Records supplied —
----

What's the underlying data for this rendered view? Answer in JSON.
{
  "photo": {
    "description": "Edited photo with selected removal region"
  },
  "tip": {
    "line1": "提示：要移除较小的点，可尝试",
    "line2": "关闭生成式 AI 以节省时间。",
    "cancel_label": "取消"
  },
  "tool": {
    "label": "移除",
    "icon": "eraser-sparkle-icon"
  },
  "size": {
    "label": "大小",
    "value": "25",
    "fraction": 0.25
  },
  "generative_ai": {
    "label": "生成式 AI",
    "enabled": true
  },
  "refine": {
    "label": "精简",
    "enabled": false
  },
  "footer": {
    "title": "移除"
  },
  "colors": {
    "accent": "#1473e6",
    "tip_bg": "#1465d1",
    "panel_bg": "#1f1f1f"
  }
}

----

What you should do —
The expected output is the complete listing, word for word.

Solution for this exercise —
What's the underlying data for this rendered view? Answer in JSON.
{
  "photo": {
    "description": "Edited photo with selected removal region"
  },
  "tip": {
    "line1": "提示：要移除较小的点，可尝试",
    "line2": "关闭生成式 AI 以节省时间。",
    "cancel_label": "取消"
  },
  "tool": {
    "label": "移除",
    "icon": "eraser-sparkle-icon"
  },
  "size": {
    "label": "大小",
    "value": "25",
    "fraction": 0.25
  },
  "generative_ai": {
    "label": "生成式 AI",
    "enabled": true
  },
  "refine": {
    "label": "精简",
    "enabled": false
  },
  "footer": {
    "title": "移除"
  },
  "colors": {
    "accent": "#1473e6",
    "tip_bg": "#1465d1",
    "panel_bg": "#1f1f1f"
  }
}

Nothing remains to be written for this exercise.